What does the government claim?
The government claims that HS2 would ‘help to support some 60,000 jobs in the cities of the Midlands and the North’(1). These figures show that, apart from work in construction and operation and maintenance of HS2, job creation will be exclusively
a) around the new stations, and
b) associated with property redevelopment and ‘regeneration’ next to the stations.
The point here is that the real driver behind these jobs is regeneration investment, as much or more than HS2 itself. This is also the case in places like Lille in France (2). And of course regeneration investment need not be concentrated on new stations in big cities, but could be dispersed more widely, to spread the benefits better.

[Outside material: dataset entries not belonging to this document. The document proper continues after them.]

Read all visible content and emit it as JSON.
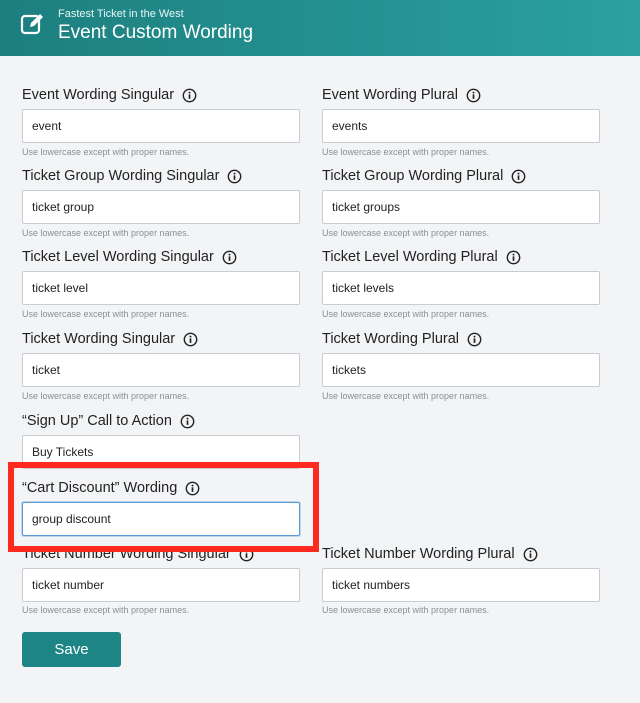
{
  "header": {
    "subtitle": "Fastest Ticket in the West",
    "title": "Event Custom Wording"
  },
  "fields": {
    "event_singular": {
      "label": "Event Wording Singular",
      "value": "event",
      "help": "Use lowercase except with proper names."
    },
    "event_plural": {
      "label": "Event Wording Plural",
      "value": "events",
      "help": "Use lowercase except with proper names."
    },
    "group_singular": {
      "label": "Ticket Group Wording Singular",
      "value": "ticket group",
      "help": "Use lowercase except with proper names."
    },
    "group_plural": {
      "label": "Ticket Group Wording Plural",
      "value": "ticket groups",
      "help": "Use lowercase except with proper names."
    },
    "level_singular": {
      "label": "Ticket Level Wording Singular",
      "value": "ticket level",
      "help": "Use lowercase except with proper names."
    },
    "level_plural": {
      "label": "Ticket Level Wording Plural",
      "value": "ticket levels",
      "help": "Use lowercase except with proper names."
    },
    "ticket_singular": {
      "label": "Ticket Wording Singular",
      "value": "ticket",
      "help": "Use lowercase except with proper names."
    },
    "ticket_plural": {
      "label": "Ticket Wording Plural",
      "value": "tickets",
      "help": "Use lowercase except with proper names."
    },
    "sign_up_cta": {
      "label": "“Sign Up” Call to Action",
      "value": "Buy Tickets"
    },
    "cart_discount": {
      "label": "“Cart Discount” Wording",
      "value": "group discount"
    },
    "number_singular": {
      "label": "Ticket Number Wording Singular",
      "value": "ticket number",
      "help": "Use lowercase except with proper names."
    },
    "number_plural": {
      "label": "Ticket Number Wording Plural",
      "value": "ticket numbers",
      "help": "Use lowercase except with proper names."
    }
  },
  "actions": {
    "save_label": "Save"
  },
  "colors": {
    "header_start": "#1d7f7f",
    "header_end": "#2aa0a0",
    "save_button": "#1d8585",
    "highlight": "#ff2a1f",
    "focus_border": "#5b9bd5"
  }
}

As it is, the investment nodes at the stations are liable to siphon off footloose inward investment from elsewhere in the area.
Where would the jobs be?
In the North West – to take one regional example (and leaving aside construction and maintenance) – HS2 Ltd predicts 29,700 ‘station-supported’ jobs at Manchester Piccadilly and 300 at Manchester airport. None anywhere else. Full stop. Anything beyond this is so intangible that government cannot come up with any figures at all.
So when HS2NorthWest say that the HS2 network ‘has the potential to help support the creation of’ (note all the caveats) ‘over 30,000 jobs in the region’(3), what they actually mean is jobs in Manchester.
What about other places?
So it is surprising to find that HS2 NorthWest claim that HS2 is ‘Not Just For Manchester’(4). But what this claim boils down to is that there will be rail connections, of one sort or another, between HS2 and other places in the region. Which will mean shorter journey times to London. So ‘the new line will give Crewe a huge boost’ and Preston will receive ‘a huge boost to the city’s attractiveness’. What this ignores is that ‘connectivity’ can pull in both directions. And, given the expert consensus that new rail lines in countries like the UK will create little new economic growth, the question is whether London or Crewe and Preston will be winners or losers from the enhanced connectivity. And here expert opinion is that the bigger, stronger pole (London) will be the winner (5).
A big city stitch up
So this is a big city stitch-up. The Crewes and Prestons may well experience not benefits, but a double whammy , as they lose out to both London and Manchester. The same goes for other towns in the North West, as well as those in Yorkshire which stand to lose out to Leeds and Sheffield.
And of course there are numerous further questions about HS2 and job creation. Government has not produced the evidence behind its jobs claims, so we do not know whether the predicted jobs would be full or part time, permanent or temporary, well or poorly paid. And while the number may seem quite large, we need to remember that any jobs created by HS2 will come at a cost of a minimum of £34bn and so are very poor value for money compared to many other job creation programmes(6).
6. A normal cost per job figure would be £25,000. If HS2 were to create 100,000 jobs, as the government suggests, at a cost of £34bn, this amounts to £340,000 per job!